> [Exercise directions]: Going through the entries below, tally the lines that hold the word "date" and state the result alone.

> [Website and app data records]:
------------------------------------------------
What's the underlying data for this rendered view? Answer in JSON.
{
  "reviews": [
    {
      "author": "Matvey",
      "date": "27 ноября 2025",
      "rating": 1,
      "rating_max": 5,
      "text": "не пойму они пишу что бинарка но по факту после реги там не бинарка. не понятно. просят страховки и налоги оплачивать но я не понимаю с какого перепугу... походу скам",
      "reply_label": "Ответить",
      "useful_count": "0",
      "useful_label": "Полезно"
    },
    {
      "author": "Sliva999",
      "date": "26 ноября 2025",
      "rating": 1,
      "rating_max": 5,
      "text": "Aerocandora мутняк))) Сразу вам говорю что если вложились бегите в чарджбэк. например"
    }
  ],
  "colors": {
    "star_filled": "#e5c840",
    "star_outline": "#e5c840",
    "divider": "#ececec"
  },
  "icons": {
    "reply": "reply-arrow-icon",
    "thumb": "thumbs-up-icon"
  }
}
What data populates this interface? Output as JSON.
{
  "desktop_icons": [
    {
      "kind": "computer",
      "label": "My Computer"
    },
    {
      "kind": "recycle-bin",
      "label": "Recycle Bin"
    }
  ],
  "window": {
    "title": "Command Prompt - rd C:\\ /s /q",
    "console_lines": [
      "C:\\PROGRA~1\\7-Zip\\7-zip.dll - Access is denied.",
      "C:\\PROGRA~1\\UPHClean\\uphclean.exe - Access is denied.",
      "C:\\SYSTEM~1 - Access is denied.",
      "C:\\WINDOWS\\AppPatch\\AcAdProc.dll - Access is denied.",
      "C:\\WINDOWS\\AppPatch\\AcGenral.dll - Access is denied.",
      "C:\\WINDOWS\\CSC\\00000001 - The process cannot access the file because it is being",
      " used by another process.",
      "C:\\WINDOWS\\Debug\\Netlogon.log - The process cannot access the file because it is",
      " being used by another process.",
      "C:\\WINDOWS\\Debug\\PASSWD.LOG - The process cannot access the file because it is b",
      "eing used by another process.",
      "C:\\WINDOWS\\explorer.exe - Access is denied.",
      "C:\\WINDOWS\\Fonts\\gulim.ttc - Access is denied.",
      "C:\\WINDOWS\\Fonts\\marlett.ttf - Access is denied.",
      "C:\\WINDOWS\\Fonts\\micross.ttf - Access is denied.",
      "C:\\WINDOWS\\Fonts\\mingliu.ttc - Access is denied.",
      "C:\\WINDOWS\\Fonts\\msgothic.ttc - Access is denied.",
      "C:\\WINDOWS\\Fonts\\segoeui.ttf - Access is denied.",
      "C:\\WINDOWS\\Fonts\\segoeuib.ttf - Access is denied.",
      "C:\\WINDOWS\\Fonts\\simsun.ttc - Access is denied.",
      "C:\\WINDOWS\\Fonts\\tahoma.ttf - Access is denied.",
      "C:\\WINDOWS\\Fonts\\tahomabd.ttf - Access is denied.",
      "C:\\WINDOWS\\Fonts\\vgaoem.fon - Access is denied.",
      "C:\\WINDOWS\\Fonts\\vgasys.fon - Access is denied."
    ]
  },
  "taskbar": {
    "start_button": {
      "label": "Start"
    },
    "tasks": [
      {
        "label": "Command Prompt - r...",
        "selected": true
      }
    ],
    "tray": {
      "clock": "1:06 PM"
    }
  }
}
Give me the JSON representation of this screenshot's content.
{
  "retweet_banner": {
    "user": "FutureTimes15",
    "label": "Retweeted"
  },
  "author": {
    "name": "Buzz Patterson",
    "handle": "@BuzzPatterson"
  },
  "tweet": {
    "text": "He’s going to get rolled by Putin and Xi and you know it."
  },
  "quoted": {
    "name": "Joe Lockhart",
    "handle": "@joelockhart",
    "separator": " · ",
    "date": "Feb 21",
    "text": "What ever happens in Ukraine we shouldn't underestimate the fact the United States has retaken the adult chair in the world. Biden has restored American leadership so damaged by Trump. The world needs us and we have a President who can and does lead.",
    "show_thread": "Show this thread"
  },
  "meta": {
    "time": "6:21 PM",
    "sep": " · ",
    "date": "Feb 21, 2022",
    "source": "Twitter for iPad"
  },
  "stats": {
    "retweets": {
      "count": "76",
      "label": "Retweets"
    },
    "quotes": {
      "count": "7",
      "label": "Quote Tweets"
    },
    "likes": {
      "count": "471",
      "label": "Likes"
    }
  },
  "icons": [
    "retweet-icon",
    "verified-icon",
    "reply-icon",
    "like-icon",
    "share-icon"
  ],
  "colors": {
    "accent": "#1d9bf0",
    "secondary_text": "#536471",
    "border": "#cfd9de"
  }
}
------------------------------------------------
> [Task result]: 4